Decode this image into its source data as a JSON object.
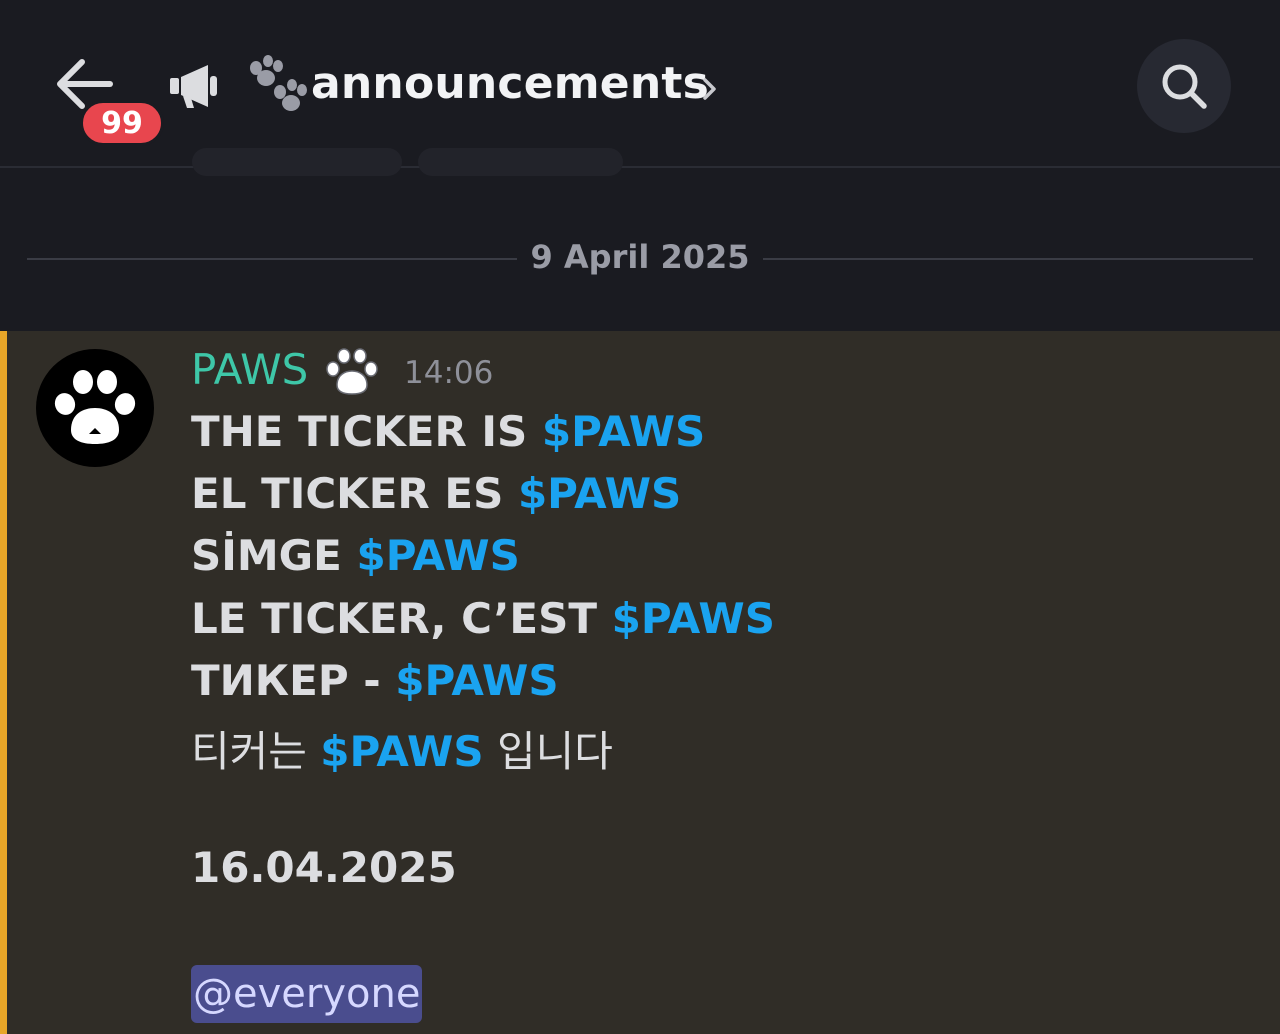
{
  "header": {
    "unread_count": "99",
    "channel_name": "announcements",
    "icons": [
      "back-arrow-icon",
      "megaphone-icon",
      "paws-emoji-icon",
      "chevron-right-icon",
      "search-icon"
    ]
  },
  "divider": {
    "date": "9 April 2025"
  },
  "message": {
    "author": "PAWS",
    "timestamp": "14:06",
    "lines": [
      {
        "text": "THE TICKER IS ",
        "ticker": "$PAWS",
        "suffix": ""
      },
      {
        "text": "EL TICKER ES ",
        "ticker": "$PAWS",
        "suffix": ""
      },
      {
        "text": "SİMGE ",
        "ticker": "$PAWS",
        "suffix": ""
      },
      {
        "text": "LE TICKER, C’EST ",
        "ticker": "$PAWS",
        "suffix": ""
      },
      {
        "text": "ТИКЕР - ",
        "ticker": "$PAWS",
        "suffix": ""
      },
      {
        "text": "티커는 ",
        "ticker": "$PAWS",
        "suffix": " 입니다"
      }
    ],
    "date_line": "16.04.2025",
    "mention": "@everyone"
  },
  "colors": {
    "background": "#1a1b21",
    "message_highlight": "#302d27",
    "highlight_bar": "#e8a628",
    "author": "#3ec7a8",
    "ticker": "#1aa3f0",
    "badge": "#e8464e",
    "mention_bg": "#4a4d8e"
  }
}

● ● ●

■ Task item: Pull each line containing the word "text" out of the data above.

■ Expected answer:
        "text": "THE TICKER IS ",
        "text": "EL TICKER ES ",
        "text": "SİMGE ",
        "text": "LE TICKER, C’EST ",
        "text": "ТИКЕР - ",
        "text": "티커는 ",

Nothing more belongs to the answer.